DATASET RECORDS: Begin
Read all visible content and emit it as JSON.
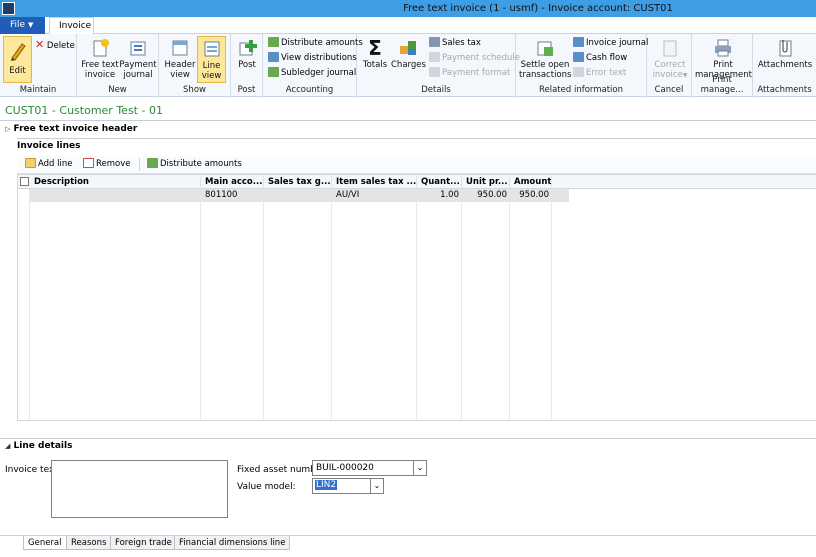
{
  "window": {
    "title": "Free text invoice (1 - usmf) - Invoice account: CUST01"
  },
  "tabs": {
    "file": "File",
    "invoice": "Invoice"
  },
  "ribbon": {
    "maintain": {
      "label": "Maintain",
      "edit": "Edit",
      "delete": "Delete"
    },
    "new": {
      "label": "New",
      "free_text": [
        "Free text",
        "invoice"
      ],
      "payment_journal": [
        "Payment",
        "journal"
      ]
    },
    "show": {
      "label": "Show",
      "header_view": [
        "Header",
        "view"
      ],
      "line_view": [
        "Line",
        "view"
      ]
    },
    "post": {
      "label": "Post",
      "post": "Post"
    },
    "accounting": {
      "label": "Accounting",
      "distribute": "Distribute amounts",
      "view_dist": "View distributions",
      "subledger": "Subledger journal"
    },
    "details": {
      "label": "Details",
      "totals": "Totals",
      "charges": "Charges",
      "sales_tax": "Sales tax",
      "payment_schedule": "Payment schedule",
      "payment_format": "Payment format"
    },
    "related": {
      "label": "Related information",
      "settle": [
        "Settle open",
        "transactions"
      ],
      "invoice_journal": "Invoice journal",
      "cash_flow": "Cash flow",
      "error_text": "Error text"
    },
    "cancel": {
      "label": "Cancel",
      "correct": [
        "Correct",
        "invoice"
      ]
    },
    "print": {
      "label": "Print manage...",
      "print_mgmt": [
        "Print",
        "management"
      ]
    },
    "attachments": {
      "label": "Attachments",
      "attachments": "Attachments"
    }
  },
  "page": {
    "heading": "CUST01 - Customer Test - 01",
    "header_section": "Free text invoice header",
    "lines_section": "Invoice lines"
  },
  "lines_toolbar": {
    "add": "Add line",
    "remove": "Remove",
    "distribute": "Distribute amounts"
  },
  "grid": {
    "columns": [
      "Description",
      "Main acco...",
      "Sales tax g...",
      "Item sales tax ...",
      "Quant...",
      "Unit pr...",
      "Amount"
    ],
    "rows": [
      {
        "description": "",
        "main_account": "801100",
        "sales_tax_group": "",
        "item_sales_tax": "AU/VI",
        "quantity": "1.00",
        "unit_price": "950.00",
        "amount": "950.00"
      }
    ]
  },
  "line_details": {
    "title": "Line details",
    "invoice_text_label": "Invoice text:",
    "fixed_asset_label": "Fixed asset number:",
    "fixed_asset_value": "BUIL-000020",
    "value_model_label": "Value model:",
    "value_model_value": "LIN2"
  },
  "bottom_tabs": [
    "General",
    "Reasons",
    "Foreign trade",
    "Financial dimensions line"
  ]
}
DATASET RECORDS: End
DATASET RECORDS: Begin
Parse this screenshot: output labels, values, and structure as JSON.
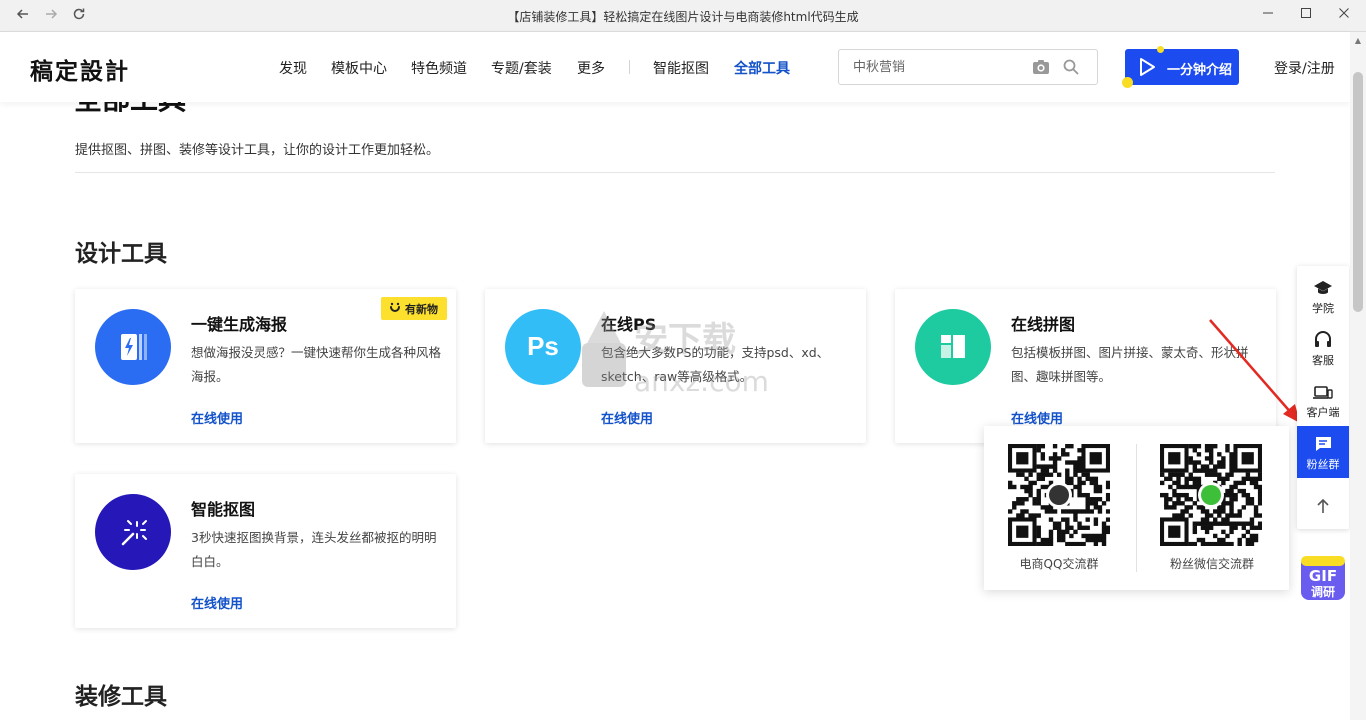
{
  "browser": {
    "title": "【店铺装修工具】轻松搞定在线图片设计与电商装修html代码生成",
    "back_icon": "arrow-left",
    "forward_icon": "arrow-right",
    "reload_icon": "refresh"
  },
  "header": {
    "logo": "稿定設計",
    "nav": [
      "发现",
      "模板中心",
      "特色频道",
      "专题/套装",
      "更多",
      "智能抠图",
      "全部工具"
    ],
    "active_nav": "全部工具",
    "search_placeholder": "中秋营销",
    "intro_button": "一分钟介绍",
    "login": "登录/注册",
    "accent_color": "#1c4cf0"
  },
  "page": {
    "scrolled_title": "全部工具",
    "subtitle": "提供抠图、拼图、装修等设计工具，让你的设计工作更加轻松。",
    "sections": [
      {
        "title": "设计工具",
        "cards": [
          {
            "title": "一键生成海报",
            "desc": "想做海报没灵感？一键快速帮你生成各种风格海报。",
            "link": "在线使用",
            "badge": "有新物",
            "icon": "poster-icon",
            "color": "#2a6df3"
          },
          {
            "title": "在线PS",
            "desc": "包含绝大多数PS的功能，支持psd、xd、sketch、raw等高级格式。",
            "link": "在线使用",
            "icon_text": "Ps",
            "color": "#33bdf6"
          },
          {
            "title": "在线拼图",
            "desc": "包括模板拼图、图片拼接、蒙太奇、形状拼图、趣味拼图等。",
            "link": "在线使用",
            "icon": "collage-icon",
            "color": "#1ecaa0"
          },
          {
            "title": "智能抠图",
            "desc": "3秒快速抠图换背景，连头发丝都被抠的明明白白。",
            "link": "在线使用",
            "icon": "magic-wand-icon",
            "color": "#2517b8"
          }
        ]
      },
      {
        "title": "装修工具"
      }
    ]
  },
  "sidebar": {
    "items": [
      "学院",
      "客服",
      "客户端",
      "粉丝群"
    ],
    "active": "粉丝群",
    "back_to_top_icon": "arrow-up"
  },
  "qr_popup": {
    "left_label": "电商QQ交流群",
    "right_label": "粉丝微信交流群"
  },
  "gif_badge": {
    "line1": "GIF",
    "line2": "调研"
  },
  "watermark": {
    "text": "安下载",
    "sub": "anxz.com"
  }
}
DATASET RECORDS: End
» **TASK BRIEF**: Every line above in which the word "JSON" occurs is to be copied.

» **RESPONSE TO THIS TASK**:
Read all visible content and emit it as JSON.
Parse this screenshot: output labels, values, and structure as JSON.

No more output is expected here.